Weekly Update - US: Continuous monetary tightening and economic slowdown
The Federal Reserve continued its tightening policy, with a 75bp increase in its key rate to 2.5%, its high point of the last tightening cycle in 2019.
High and persistent inflation in the face of falling growth. The Fed's decision follows the publication of the second quarter growth and inflation figures for June (Graph 1). On the one hand, June's inflation figures surprised on the upside and still show significant underlying momentum.

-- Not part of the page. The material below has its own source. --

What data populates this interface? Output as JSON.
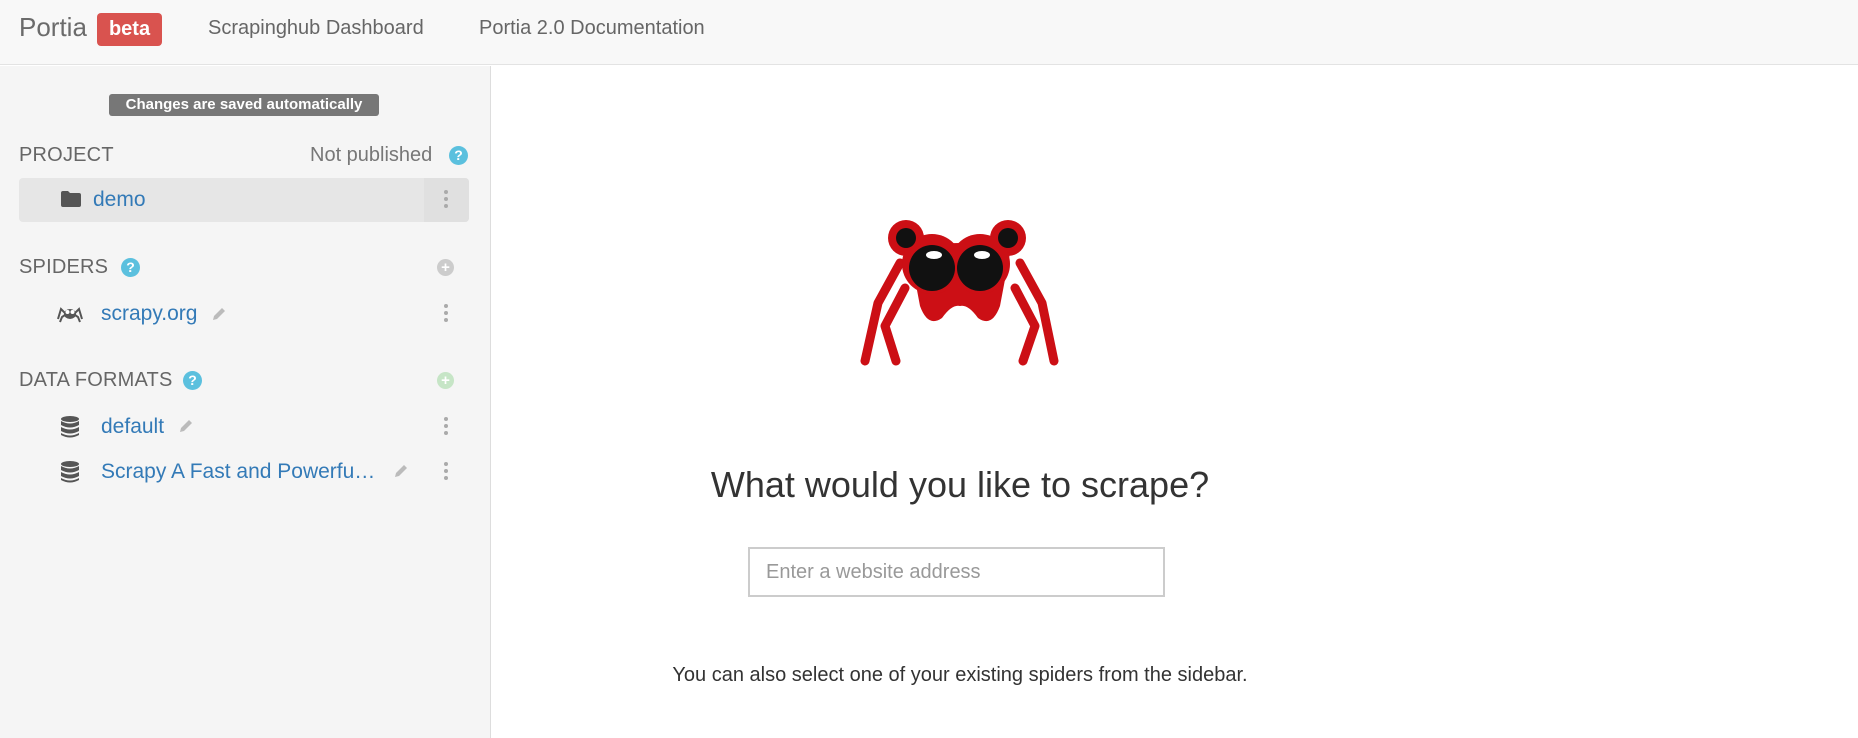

Indeed, inflation reached 9% in June and core inflation (excluding energy and food prices) is only moderating very gradually, to 5.9%. More worrying is the fact that items with low volatility, such as housing prices, continue to show significant increases (5.6% year-on-year), raising fears that inflation could become anchored at a high level. On the other hand, growth figures surprised on the downside, with GDP contracting in Q2-22 by an annualised 0.9% q/q. The components of GDP confirm a weakening economy: household consumption grew by only 1% q/q on an annualised basis - households are making very moderate use of their excess savings, while private investment contracted by 3.9% q/q on an annualised basis in an environment of tightening financial conditions. All in all, economic growth should remain sluggish in a context of continued fiscal and monetary policy tightening and inflation that should moderate only slowly, eroding household purchasing power.

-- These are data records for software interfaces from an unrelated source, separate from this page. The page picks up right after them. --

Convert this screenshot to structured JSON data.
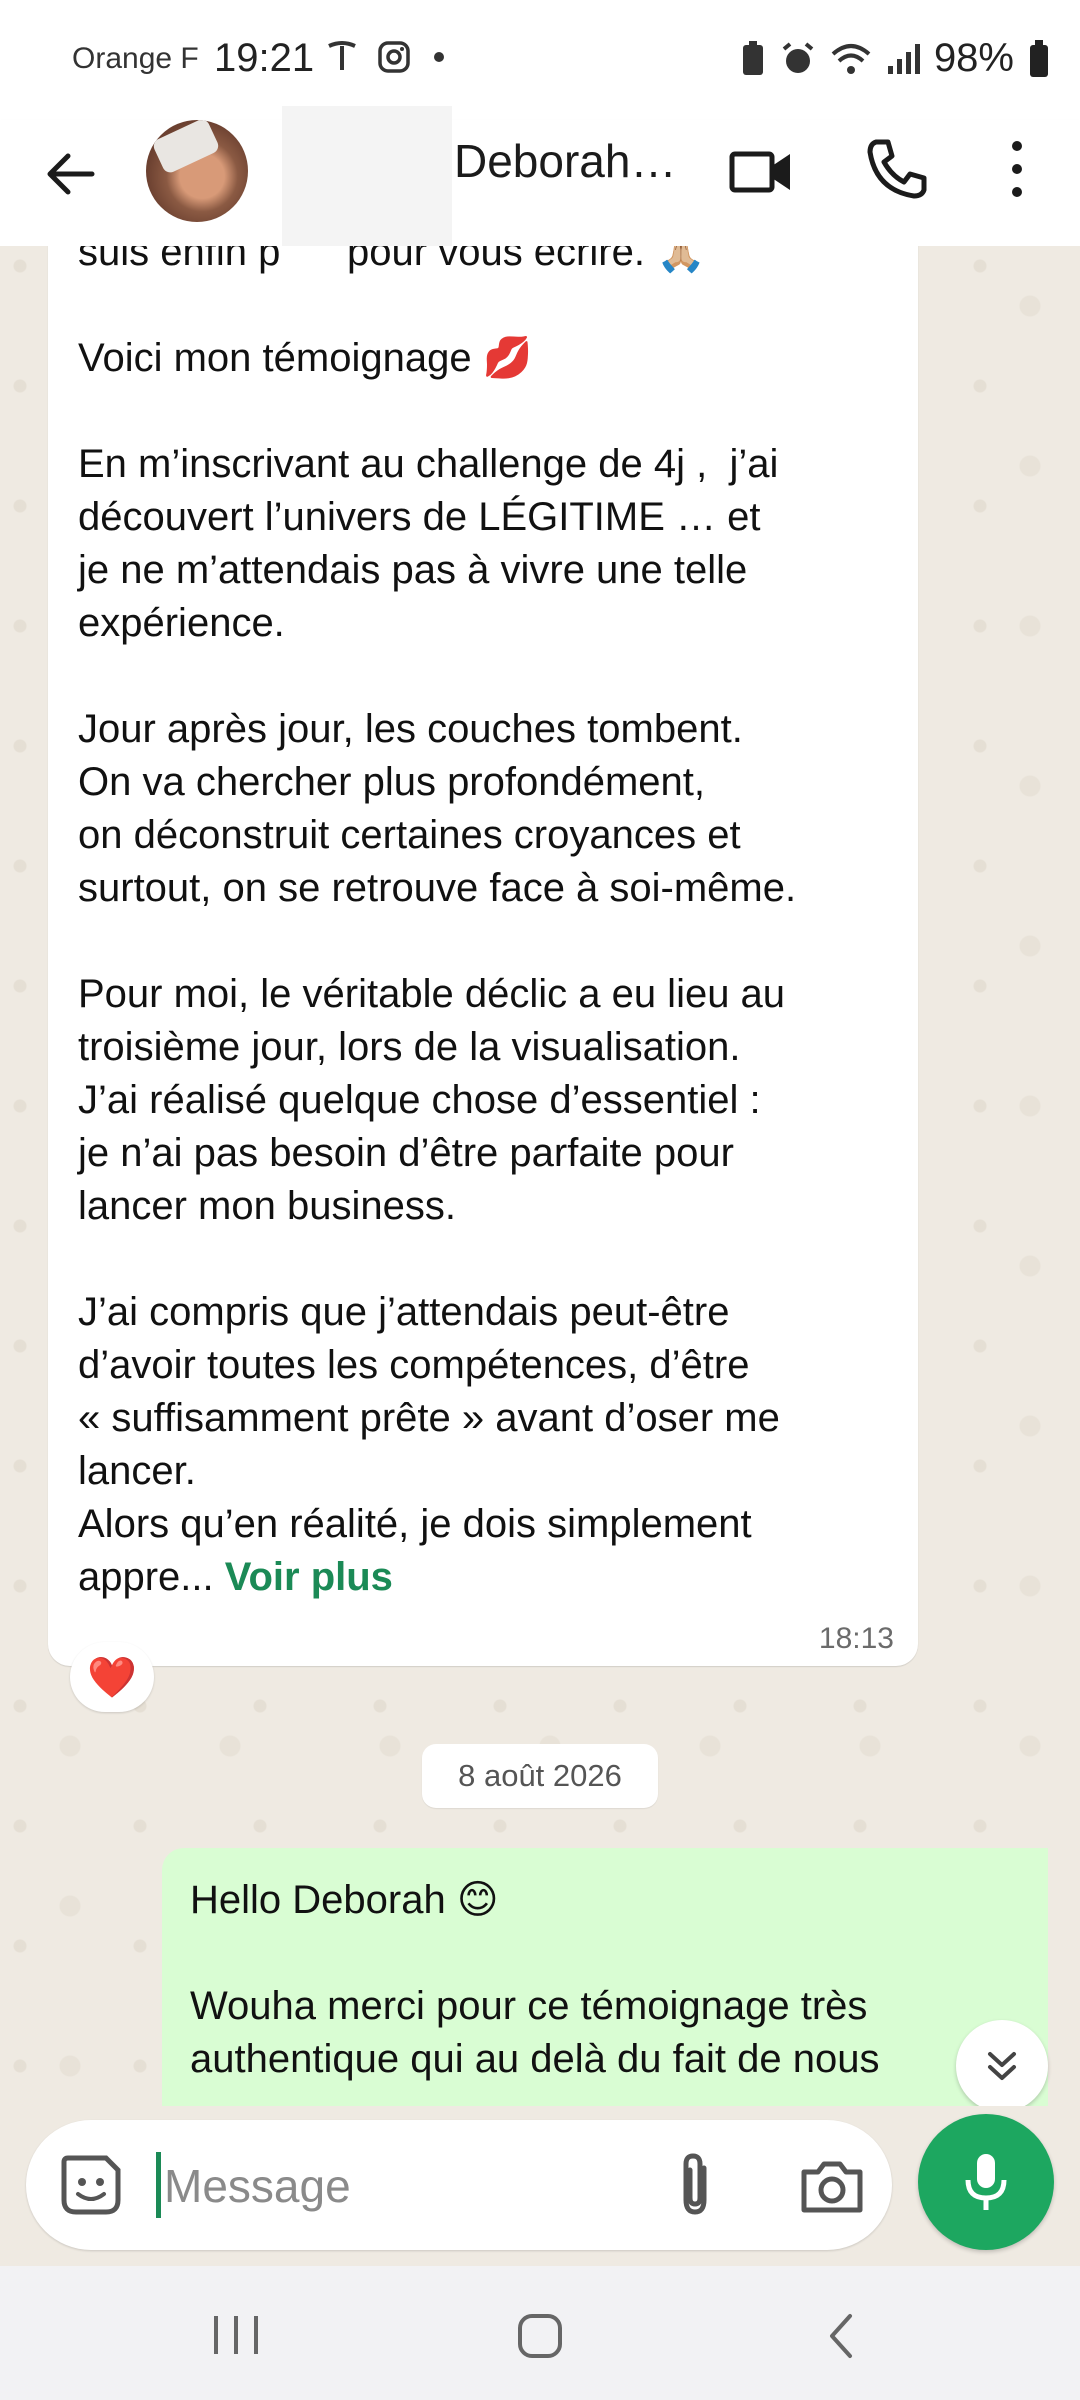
{
  "status_bar": {
    "carrier": "Orange F",
    "time": "19:21",
    "battery": "98%",
    "left_icons": [
      "tesla-icon",
      "instagram-icon",
      "dot-icon"
    ],
    "right_icons": [
      "battery-saver-icon",
      "alarm-icon",
      "wifi-icon",
      "signal-icon",
      "battery-icon"
    ]
  },
  "header": {
    "contact_name": "Deborah…"
  },
  "messages": {
    "incoming_text": "suis enfin p      pour vous écrire. 🙏🏼\n\nVoici mon témoignage 💋\n\nEn m’inscrivant au challenge de 4j ,  j’ai\ndécouvert l’univers de LÉGITIME … et\nje ne m’attendais pas à vivre une telle\nexpérience.\n\nJour après jour, les couches tombent.\nOn va chercher plus profondément,\non déconstruit certaines croyances et\nsurtout, on se retrouve face à soi-même.\n\nPour moi, le véritable déclic a eu lieu au\ntroisième jour, lors de la visualisation.\nJ’ai réalisé quelque chose d’essentiel :\nje n’ai pas besoin d’être parfaite pour\nlancer mon business.\n\nJ’ai compris que j’attendais peut-être\nd’avoir toutes les compétences, d’être\n« suffisamment prête » avant d’oser me\nlancer.\nAlors qu’en réalité, je dois simplement\nappre... ",
    "read_more": "Voir plus",
    "incoming_time": "18:13",
    "reaction": "❤️",
    "date_divider": "8 août 2026",
    "outgoing_text": "Hello Deborah 😊\n\nWouha merci pour ce témoignage très\nauthentique qui au delà du fait de nous"
  },
  "composer": {
    "placeholder": "Message"
  },
  "colors": {
    "accent_green": "#1da760",
    "outgoing_bubble": "#d9fdd3",
    "chat_background": "#efeae2",
    "link_green": "#1b8a56"
  }
}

A Fed that remains focused on controlling inflation. Given this context, the Fed has decided to continue its rapid cycle of monetary tightening. At the press conference. Mr Powell insisted that their concern remains inflation control. Thus, after having reached the "neutral rate" rather quickly, Mr Powell hinted at additional rate hikes in September and November, thus projecting monetary policy into restrictive territory. Regarding the pace of future hikes, Powell said "at some point it may be appropriate to slow down" although he did not rule out additional 75bp hikes. This would mean that the Fed would continue to tighten policy despite an economy that has entered a technical recession (2 consecutive quarters of economic contraction). Given this configuration, markets are beginning to anticipate a deeper recession in the coming quarters that would lead to lower inflation and monetary easing: market expectations on inflation have returned to their level of the beginning of the year while Fed Funds rate expectations point to rate cuts as early as the first quarter of 2023 (Graph 2).
Also, in the main events of the week, we chose to talk about the start of the earnings season and about the recent agreement of EU countries regarding gas consumption.